Data excerpts:
=== Section Start ===

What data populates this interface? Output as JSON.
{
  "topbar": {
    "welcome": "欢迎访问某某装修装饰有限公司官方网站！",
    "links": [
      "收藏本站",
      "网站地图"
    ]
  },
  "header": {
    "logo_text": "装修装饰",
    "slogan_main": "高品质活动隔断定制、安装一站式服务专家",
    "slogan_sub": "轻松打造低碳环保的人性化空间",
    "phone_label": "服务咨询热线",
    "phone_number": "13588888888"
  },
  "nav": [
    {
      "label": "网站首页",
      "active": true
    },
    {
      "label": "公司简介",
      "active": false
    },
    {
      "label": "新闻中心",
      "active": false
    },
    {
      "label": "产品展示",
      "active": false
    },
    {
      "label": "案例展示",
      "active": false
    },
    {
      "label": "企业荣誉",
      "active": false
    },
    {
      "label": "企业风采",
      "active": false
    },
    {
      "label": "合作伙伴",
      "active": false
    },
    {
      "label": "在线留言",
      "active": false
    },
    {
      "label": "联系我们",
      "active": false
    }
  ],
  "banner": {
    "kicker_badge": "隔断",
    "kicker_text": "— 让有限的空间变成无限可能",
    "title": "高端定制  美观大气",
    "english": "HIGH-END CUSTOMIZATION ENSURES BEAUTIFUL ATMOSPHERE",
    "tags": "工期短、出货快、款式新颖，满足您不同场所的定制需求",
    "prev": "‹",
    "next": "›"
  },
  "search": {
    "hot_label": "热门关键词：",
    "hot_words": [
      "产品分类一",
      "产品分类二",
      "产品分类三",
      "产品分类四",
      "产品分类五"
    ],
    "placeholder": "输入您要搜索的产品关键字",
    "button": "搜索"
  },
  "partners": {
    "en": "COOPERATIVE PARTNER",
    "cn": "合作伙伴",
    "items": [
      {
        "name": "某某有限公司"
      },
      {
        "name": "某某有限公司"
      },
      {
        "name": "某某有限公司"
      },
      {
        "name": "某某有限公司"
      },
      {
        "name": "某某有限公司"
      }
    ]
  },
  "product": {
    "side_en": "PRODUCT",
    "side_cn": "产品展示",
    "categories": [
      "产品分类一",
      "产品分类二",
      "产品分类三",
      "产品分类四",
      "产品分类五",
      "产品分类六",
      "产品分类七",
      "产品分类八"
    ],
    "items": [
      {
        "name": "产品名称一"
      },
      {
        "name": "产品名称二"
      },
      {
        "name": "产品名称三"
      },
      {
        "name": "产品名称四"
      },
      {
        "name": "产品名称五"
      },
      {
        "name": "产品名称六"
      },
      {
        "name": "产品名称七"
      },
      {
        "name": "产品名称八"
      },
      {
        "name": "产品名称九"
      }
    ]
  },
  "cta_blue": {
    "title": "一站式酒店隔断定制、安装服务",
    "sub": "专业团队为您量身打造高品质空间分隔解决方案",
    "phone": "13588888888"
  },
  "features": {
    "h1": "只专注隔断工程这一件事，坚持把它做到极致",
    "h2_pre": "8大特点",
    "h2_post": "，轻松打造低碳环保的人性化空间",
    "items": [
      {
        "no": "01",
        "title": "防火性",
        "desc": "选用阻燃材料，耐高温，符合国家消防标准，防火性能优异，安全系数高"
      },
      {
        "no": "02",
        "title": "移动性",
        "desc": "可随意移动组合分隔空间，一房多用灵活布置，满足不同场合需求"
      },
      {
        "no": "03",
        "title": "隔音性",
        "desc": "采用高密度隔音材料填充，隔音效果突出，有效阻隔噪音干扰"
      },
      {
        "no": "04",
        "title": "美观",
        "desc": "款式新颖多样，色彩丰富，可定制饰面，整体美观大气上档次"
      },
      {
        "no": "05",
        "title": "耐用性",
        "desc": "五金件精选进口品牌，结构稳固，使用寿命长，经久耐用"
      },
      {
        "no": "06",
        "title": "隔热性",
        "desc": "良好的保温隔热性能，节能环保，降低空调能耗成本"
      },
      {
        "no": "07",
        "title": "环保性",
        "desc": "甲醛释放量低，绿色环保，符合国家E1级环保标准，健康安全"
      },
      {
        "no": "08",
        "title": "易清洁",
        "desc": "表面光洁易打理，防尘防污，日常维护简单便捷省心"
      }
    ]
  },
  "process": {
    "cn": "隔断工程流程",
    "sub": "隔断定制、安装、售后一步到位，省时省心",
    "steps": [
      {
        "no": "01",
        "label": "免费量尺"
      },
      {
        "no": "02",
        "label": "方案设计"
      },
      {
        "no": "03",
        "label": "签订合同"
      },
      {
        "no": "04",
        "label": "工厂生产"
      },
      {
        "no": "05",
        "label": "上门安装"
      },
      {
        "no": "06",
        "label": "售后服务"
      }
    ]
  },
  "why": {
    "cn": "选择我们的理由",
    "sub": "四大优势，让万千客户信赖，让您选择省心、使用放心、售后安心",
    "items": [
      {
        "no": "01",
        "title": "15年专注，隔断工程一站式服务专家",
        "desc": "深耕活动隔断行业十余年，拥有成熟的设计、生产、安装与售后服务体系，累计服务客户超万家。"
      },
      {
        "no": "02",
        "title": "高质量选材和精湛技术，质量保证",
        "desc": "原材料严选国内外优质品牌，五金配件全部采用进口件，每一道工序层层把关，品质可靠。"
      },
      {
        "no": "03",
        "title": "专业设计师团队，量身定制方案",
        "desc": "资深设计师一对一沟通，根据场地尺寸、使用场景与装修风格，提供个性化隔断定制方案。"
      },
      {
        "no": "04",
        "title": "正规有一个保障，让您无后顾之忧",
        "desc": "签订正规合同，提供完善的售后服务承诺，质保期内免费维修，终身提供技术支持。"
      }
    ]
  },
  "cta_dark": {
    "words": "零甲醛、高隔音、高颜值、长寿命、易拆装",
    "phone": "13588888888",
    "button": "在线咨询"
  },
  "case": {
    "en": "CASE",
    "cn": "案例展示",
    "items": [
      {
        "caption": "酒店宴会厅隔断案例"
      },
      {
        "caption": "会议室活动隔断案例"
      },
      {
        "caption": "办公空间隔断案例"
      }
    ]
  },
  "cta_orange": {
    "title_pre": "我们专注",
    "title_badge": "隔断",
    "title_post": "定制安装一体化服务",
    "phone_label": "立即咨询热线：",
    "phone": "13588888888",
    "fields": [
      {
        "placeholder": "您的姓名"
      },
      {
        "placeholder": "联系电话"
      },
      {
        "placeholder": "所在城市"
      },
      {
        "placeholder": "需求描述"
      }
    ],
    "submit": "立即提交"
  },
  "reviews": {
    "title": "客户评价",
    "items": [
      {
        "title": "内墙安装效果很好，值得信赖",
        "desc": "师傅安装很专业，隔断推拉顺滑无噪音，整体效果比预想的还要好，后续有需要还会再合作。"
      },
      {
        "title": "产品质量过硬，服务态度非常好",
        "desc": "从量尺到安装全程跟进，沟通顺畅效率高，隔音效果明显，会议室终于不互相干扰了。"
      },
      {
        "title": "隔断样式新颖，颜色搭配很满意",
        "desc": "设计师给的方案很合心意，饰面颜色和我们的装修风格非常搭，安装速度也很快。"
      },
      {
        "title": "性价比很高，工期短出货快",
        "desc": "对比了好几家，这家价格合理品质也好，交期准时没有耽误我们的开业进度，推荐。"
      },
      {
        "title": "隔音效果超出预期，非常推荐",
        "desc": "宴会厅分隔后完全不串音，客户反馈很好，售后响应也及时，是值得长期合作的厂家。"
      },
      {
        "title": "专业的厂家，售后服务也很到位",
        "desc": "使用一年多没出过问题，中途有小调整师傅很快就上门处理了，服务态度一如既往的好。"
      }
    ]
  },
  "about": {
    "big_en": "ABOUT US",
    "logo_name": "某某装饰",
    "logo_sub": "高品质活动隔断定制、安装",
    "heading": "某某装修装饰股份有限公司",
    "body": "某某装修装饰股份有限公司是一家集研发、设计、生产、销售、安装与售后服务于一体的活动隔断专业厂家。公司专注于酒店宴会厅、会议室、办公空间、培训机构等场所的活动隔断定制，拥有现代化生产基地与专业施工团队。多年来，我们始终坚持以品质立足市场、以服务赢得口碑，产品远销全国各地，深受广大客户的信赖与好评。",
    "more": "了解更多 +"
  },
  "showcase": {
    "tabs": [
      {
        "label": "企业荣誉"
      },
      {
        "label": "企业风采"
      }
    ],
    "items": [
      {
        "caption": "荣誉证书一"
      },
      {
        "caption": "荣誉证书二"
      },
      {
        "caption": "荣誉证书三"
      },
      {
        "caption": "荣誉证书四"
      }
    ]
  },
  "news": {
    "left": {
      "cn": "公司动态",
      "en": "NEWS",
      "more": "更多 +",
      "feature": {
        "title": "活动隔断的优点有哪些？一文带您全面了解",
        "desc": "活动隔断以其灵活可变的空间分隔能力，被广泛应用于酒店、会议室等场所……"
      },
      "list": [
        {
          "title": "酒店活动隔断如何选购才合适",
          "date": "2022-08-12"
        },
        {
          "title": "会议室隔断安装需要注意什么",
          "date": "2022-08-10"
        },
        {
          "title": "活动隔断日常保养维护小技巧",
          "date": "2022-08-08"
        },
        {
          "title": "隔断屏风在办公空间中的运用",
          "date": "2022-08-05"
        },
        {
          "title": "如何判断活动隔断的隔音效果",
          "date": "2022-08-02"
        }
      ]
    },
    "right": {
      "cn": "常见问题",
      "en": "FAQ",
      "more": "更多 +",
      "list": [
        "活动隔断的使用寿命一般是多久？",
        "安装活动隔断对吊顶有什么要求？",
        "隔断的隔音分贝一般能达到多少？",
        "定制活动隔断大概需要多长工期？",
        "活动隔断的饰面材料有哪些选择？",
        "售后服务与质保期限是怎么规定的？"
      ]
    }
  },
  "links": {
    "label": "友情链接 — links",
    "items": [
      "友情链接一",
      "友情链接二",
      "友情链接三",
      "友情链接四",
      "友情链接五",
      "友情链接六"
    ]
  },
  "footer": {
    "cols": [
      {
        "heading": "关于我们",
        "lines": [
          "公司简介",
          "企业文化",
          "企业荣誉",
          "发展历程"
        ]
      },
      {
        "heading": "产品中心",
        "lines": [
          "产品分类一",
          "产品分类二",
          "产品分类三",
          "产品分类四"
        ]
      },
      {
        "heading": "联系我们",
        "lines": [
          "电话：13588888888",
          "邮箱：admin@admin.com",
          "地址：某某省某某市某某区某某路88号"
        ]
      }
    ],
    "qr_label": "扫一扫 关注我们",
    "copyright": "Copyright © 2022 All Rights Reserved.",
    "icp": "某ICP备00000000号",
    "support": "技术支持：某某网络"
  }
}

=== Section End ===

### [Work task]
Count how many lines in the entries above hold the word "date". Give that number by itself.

### [Output below]
5